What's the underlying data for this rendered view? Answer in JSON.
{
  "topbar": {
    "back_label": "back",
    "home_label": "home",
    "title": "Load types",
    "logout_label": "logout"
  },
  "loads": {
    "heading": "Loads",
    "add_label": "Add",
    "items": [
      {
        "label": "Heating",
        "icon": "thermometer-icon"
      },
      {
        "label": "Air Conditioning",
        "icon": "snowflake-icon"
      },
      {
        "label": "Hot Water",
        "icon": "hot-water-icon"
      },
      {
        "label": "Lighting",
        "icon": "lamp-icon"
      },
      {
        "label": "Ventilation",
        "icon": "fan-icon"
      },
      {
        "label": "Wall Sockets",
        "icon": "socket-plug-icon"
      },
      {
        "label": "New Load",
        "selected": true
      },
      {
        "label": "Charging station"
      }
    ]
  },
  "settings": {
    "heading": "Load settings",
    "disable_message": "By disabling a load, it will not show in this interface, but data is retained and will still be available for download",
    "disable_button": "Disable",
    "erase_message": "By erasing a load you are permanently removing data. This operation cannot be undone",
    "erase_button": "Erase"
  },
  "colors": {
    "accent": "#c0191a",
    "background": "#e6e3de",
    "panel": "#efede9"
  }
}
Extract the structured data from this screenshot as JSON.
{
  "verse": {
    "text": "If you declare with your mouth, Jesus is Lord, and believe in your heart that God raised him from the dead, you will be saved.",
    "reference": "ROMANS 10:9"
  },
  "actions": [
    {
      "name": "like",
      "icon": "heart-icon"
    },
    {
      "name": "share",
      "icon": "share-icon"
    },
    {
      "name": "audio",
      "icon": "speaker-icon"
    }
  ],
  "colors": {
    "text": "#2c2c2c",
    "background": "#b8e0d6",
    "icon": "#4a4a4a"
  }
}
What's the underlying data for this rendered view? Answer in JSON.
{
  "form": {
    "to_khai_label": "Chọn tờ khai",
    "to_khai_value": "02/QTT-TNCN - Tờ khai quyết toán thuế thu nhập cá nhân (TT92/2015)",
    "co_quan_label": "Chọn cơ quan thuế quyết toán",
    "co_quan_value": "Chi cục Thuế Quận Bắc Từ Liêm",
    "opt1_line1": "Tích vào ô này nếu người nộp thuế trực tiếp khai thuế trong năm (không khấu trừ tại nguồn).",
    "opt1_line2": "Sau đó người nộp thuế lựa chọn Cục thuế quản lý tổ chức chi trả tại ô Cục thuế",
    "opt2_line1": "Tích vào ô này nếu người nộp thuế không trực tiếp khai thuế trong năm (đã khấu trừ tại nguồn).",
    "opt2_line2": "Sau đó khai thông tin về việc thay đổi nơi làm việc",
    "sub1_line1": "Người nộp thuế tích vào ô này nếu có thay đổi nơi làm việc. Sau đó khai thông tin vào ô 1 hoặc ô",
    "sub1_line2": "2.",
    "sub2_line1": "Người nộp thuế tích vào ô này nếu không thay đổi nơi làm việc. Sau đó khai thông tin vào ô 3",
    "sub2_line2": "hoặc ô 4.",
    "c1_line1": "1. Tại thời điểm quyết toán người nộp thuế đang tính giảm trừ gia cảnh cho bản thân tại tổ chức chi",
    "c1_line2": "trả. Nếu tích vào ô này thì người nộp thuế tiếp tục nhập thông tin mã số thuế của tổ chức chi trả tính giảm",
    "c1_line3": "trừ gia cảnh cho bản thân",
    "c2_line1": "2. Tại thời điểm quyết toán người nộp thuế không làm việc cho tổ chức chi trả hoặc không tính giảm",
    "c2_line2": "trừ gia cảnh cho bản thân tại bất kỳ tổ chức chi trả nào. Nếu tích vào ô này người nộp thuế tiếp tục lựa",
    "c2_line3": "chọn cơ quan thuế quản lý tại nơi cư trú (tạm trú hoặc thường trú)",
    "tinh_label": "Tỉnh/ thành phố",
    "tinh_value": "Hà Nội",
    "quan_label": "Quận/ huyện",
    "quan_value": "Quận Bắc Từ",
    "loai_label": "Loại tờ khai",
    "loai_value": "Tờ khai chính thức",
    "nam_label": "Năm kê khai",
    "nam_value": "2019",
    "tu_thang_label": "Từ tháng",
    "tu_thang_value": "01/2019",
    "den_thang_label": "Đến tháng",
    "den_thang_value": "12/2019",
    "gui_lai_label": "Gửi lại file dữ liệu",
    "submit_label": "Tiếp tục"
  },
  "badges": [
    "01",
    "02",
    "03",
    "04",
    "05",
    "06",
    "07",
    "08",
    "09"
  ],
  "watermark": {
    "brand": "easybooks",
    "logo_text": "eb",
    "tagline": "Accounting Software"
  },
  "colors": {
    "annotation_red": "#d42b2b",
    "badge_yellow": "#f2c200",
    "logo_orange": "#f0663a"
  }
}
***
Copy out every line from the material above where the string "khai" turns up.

→ Expected answer:
    "to_khai_label": "Chọn tờ khai",
    "to_khai_value": "02/QTT-TNCN - Tờ khai quyết toán thuế thu nhập cá nhân (TT92/2015)",
    "opt1_line1": "Tích vào ô này nếu người nộp thuế trực tiếp khai thuế trong năm (không khấu trừ tại nguồn).",
    "opt2_line1": "Tích vào ô này nếu người nộp thuế không trực tiếp khai thuế trong năm (đã khấu trừ tại nguồn).",
    "opt2_line2": "Sau đó khai thông tin về việc thay đổi nơi làm việc",
    "sub1_line1": "Người nộp thuế tích vào ô này nếu có thay đổi nơi làm việc. Sau đó khai thông tin vào ô 1 hoặc ô",
    "sub2_line1": "Người nộp thuế tích vào ô này nếu không thay đổi nơi làm việc. Sau đó khai thông tin vào ô 3",
    "loai_label": "Loại tờ khai",
    "loai_value": "Tờ khai chính thức",
    "nam_label": "Năm kê khai",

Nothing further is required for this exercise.